Requirement ▸ All entries need to be written out verbatim, with pictures omitted.
____ Exercise data
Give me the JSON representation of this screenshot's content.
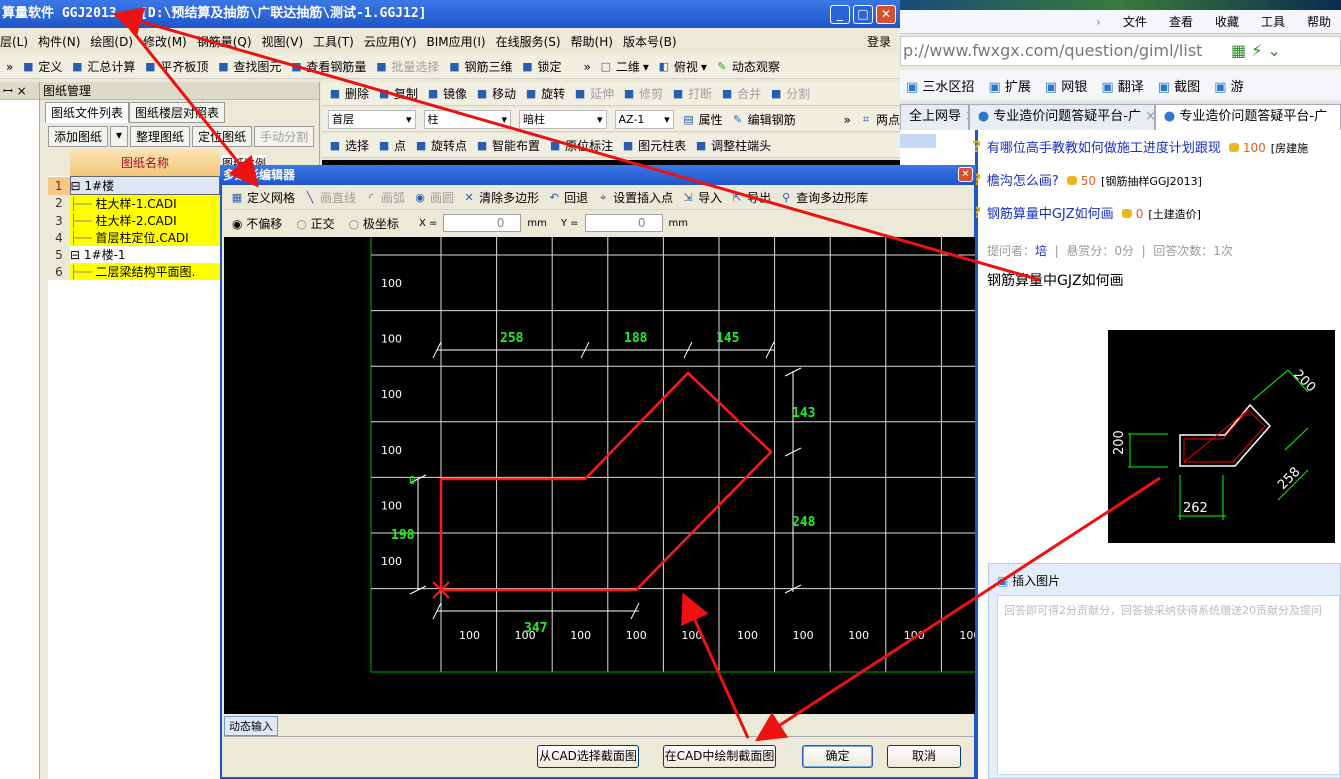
{
  "app": {
    "title": "算量软件 GGJ2013 - [D:\\预结算及抽筋\\广联达抽筋\\测试-1.GGJ12]",
    "menu": [
      "层(L)",
      "构件(N)",
      "绘图(D)",
      "修改(M)",
      "钢筋量(Q)",
      "视图(V)",
      "工具(T)",
      "云应用(Y)",
      "BIM应用(I)",
      "在线服务(S)",
      "帮助(H)",
      "版本号(B)"
    ],
    "login": "登录",
    "toolbar1": [
      "定义",
      "汇总计算",
      "平齐板顶",
      "查找图元",
      "查看钢筋量",
      "批量选择",
      "钢筋三维",
      "锁定"
    ],
    "view_2d": "二维",
    "view_top": "俯视",
    "dynamic_view": "动态观察",
    "edit_toolbar": [
      "删除",
      "复制",
      "镜像",
      "移动",
      "旋转",
      "延伸",
      "修剪",
      "打断",
      "合并",
      "分割"
    ],
    "selectors": [
      "首层",
      "柱",
      "暗柱",
      "AZ-1"
    ],
    "props": "属性",
    "edit_rebar": "编辑钢筋",
    "two_points": "两点",
    "draw_toolbar": [
      "选择",
      "点",
      "旋转点",
      "智能布置",
      "原位标注",
      "图元柱表",
      "调整柱端头"
    ]
  },
  "drawing_panel": {
    "title": "图纸管理",
    "tabs": [
      "图纸文件列表",
      "图纸楼层对照表"
    ],
    "buttons": [
      "添加图纸",
      "整理图纸",
      "定位图纸",
      "手动分割"
    ],
    "columns": [
      "图纸名称",
      "图纸比例"
    ],
    "rows": [
      {
        "num": "1",
        "name": "1#楼",
        "group": true,
        "highlight": false
      },
      {
        "num": "2",
        "name": "柱大样-1.CADI",
        "group": false,
        "highlight": true
      },
      {
        "num": "3",
        "name": "柱大样-2.CADI",
        "group": false,
        "highlight": true
      },
      {
        "num": "4",
        "name": "首层柱定位.CADI",
        "group": false,
        "highlight": true
      },
      {
        "num": "5",
        "name": "1#楼-1",
        "group": true,
        "highlight": false
      },
      {
        "num": "6",
        "name": "二层梁结构平面图.",
        "group": false,
        "highlight": true
      }
    ]
  },
  "browser": {
    "menu": [
      "文件",
      "查看",
      "收藏",
      "工具",
      "帮助"
    ],
    "url": "p://www.fwxgx.com/question/giml/list",
    "bookmarks": [
      "三水区招",
      "扩展",
      "网银",
      "翻译",
      "截图",
      "游"
    ],
    "tabs": [
      "全上网导",
      "专业造价问题答疑平台-广",
      "专业造价问题答疑平台-广"
    ],
    "questions": [
      {
        "title": "有哪位高手教教如何做施工进度计划跟现",
        "points": "100",
        "tag": "[房建施"
      },
      {
        "title": "檐沟怎么画?",
        "points": "50",
        "tag": "[钢筋抽样GGJ2013]"
      },
      {
        "title": "钢筋算量中GJZ如何画",
        "points": "0",
        "tag": "[土建造价]"
      }
    ],
    "meta": {
      "asker_label": "提问者：",
      "asker": "培",
      "reward": "悬赏分：0分",
      "answers": "回答次数：1次"
    },
    "question_body": "钢筋算量中GJZ如何画",
    "cad_dims": [
      "200",
      "200",
      "258",
      "262"
    ],
    "insert_image": "插入图片",
    "answer_placeholder": "回答即可得2分贡献分，回答被采纳获得系统赠送20贡献分及提问"
  },
  "dialog": {
    "title": "多边形编辑器",
    "toolbar": [
      {
        "label": "定义网格",
        "enabled": true,
        "icon": "grid-icon"
      },
      {
        "label": "画直线",
        "enabled": false,
        "icon": "line-icon"
      },
      {
        "label": "画弧",
        "enabled": false,
        "icon": "arc-icon"
      },
      {
        "label": "画圆",
        "enabled": false,
        "icon": "circle-icon"
      },
      {
        "label": "清除多边形",
        "enabled": true,
        "icon": "x-icon"
      },
      {
        "label": "回退",
        "enabled": true,
        "icon": "undo-icon"
      },
      {
        "label": "设置插入点",
        "enabled": true,
        "icon": "insert-point-icon"
      },
      {
        "label": "导入",
        "enabled": true,
        "icon": "import-icon"
      },
      {
        "label": "导出",
        "enabled": true,
        "icon": "export-icon"
      },
      {
        "label": "查询多边形库",
        "enabled": true,
        "icon": "search-icon"
      }
    ],
    "modes": [
      "不偏移",
      "正交",
      "极坐标"
    ],
    "selected_mode": "不偏移",
    "x_label": "X =",
    "x_value": "0",
    "y_label": "Y =",
    "y_value": "0",
    "unit": "mm",
    "grid_labels_left": [
      "100",
      "100",
      "100",
      "100",
      "100",
      "100"
    ],
    "grid_labels_bottom": [
      "100",
      "100",
      "100",
      "100",
      "100",
      "100",
      "100",
      "100",
      "100",
      "100"
    ],
    "origin_label": "0",
    "dims": {
      "top1": "258",
      "top2": "188",
      "top3": "145",
      "right1": "143",
      "right2": "248",
      "left": "198",
      "bottom": "347"
    },
    "dynamic_input": "动态输入",
    "buttons": [
      "从CAD选择截面图",
      "在CAD中绘制截面图",
      "确定",
      "取消"
    ]
  },
  "colors": {
    "grid": "#ffffff",
    "grid_axis": "#00aa00",
    "polygon": "#ff0000",
    "dim_text": "#00ff00",
    "annotation_arrow": "#ff0000"
  }
}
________
The completed task ▸
Give me the JSON representation of this screenshot's content.
{
  "app": {
    "title": "算量软件 GGJ2013 - [D:\\预结算及抽筋\\广联达抽筋\\测试-1.GGJ12]",
    "menu": [
      "层(L)",
      "构件(N)",
      "绘图(D)",
      "修改(M)",
      "钢筋量(Q)",
      "视图(V)",
      "工具(T)",
      "云应用(Y)",
      "BIM应用(I)",
      "在线服务(S)",
      "帮助(H)",
      "版本号(B)"
    ],
    "login": "登录",
    "toolbar1": [
      "定义",
      "汇总计算",
      "平齐板顶",
      "查找图元",
      "查看钢筋量",
      "批量选择",
      "钢筋三维",
      "锁定"
    ],
    "view_2d": "二维",
    "view_top": "俯视",
    "dynamic_view": "动态观察",
    "edit_toolbar": [
      "删除",
      "复制",
      "镜像",
      "移动",
      "旋转",
      "延伸",
      "修剪",
      "打断",
      "合并",
      "分割"
    ],
    "selectors": [
      "首层",
      "柱",
      "暗柱",
      "AZ-1"
    ],
    "props": "属性",
    "edit_rebar": "编辑钢筋",
    "two_points": "两点",
    "draw_toolbar": [
      "选择",
      "点",
      "旋转点",
      "智能布置",
      "原位标注",
      "图元柱表",
      "调整柱端头"
    ]
  },
  "drawing_panel": {
    "title": "图纸管理",
    "tabs": [
      "图纸文件列表",
      "图纸楼层对照表"
    ],
    "buttons": [
      "添加图纸",
      "整理图纸",
      "定位图纸",
      "手动分割"
    ],
    "columns": [
      "图纸名称",
      "图纸比例"
    ],
    "rows": [
      {
        "num": "1",
        "name": "1#楼",
        "group": true,
        "highlight": false
      },
      {
        "num": "2",
        "name": "柱大样-1.CADI",
        "group": false,
        "highlight": true
      },
      {
        "num": "3",
        "name": "柱大样-2.CADI",
        "group": false,
        "highlight": true
      },
      {
        "num": "4",
        "name": "首层柱定位.CADI",
        "group": false,
        "highlight": true
      },
      {
        "num": "5",
        "name": "1#楼-1",
        "group": true,
        "highlight": false
      },
      {
        "num": "6",
        "name": "二层梁结构平面图.",
        "group": false,
        "highlight": true
      }
    ]
  },
  "browser": {
    "menu": [
      "文件",
      "查看",
      "收藏",
      "工具",
      "帮助"
    ],
    "url": "p://www.fwxgx.com/question/giml/list",
    "bookmarks": [
      "三水区招",
      "扩展",
      "网银",
      "翻译",
      "截图",
      "游"
    ],
    "tabs": [
      "全上网导",
      "专业造价问题答疑平台-广",
      "专业造价问题答疑平台-广"
    ],
    "questions": [
      {
        "title": "有哪位高手教教如何做施工进度计划跟现",
        "points": "100",
        "tag": "[房建施"
      },
      {
        "title": "檐沟怎么画?",
        "points": "50",
        "tag": "[钢筋抽样GGJ2013]"
      },
      {
        "title": "钢筋算量中GJZ如何画",
        "points": "0",
        "tag": "[土建造价]"
      }
    ],
    "meta": {
      "asker_label": "提问者：",
      "asker": "培",
      "reward": "悬赏分：0分",
      "answers": "回答次数：1次"
    },
    "question_body": "钢筋算量中GJZ如何画",
    "cad_dims": [
      "200",
      "200",
      "258",
      "262"
    ],
    "insert_image": "插入图片",
    "answer_placeholder": "回答即可得2分贡献分，回答被采纳获得系统赠送20贡献分及提问"
  },
  "dialog": {
    "title": "多边形编辑器",
    "toolbar": [
      {
        "label": "定义网格",
        "enabled": true,
        "icon": "grid-icon"
      },
      {
        "label": "画直线",
        "enabled": false,
        "icon": "line-icon"
      },
      {
        "label": "画弧",
        "enabled": false,
        "icon": "arc-icon"
      },
      {
        "label": "画圆",
        "enabled": false,
        "icon": "circle-icon"
      },
      {
        "label": "清除多边形",
        "enabled": true,
        "icon": "x-icon"
      },
      {
        "label": "回退",
        "enabled": true,
        "icon": "undo-icon"
      },
      {
        "label": "设置插入点",
        "enabled": true,
        "icon": "insert-point-icon"
      },
      {
        "label": "导入",
        "enabled": true,
        "icon": "import-icon"
      },
      {
        "label": "导出",
        "enabled": true,
        "icon": "export-icon"
      },
      {
        "label": "查询多边形库",
        "enabled": true,
        "icon": "search-icon"
      }
    ],
    "modes": [
      "不偏移",
      "正交",
      "极坐标"
    ],
    "selected_mode": "不偏移",
    "x_label": "X =",
    "x_value": "0",
    "y_label": "Y =",
    "y_value": "0",
    "unit": "mm",
    "grid_labels_left": [
      "100",
      "100",
      "100",
      "100",
      "100",
      "100"
    ],
    "grid_labels_bottom": [
      "100",
      "100",
      "100",
      "100",
      "100",
      "100",
      "100",
      "100",
      "100",
      "100"
    ],
    "origin_label": "0",
    "dims": {
      "top1": "258",
      "top2": "188",
      "top3": "145",
      "right1": "143",
      "right2": "248",
      "left": "198",
      "bottom": "347"
    },
    "dynamic_input": "动态输入",
    "buttons": [
      "从CAD选择截面图",
      "在CAD中绘制截面图",
      "确定",
      "取消"
    ]
  },
  "colors": {
    "grid": "#ffffff",
    "grid_axis": "#00aa00",
    "polygon": "#ff0000",
    "dim_text": "#00ff00",
    "annotation_arrow": "#ff0000"
  }
}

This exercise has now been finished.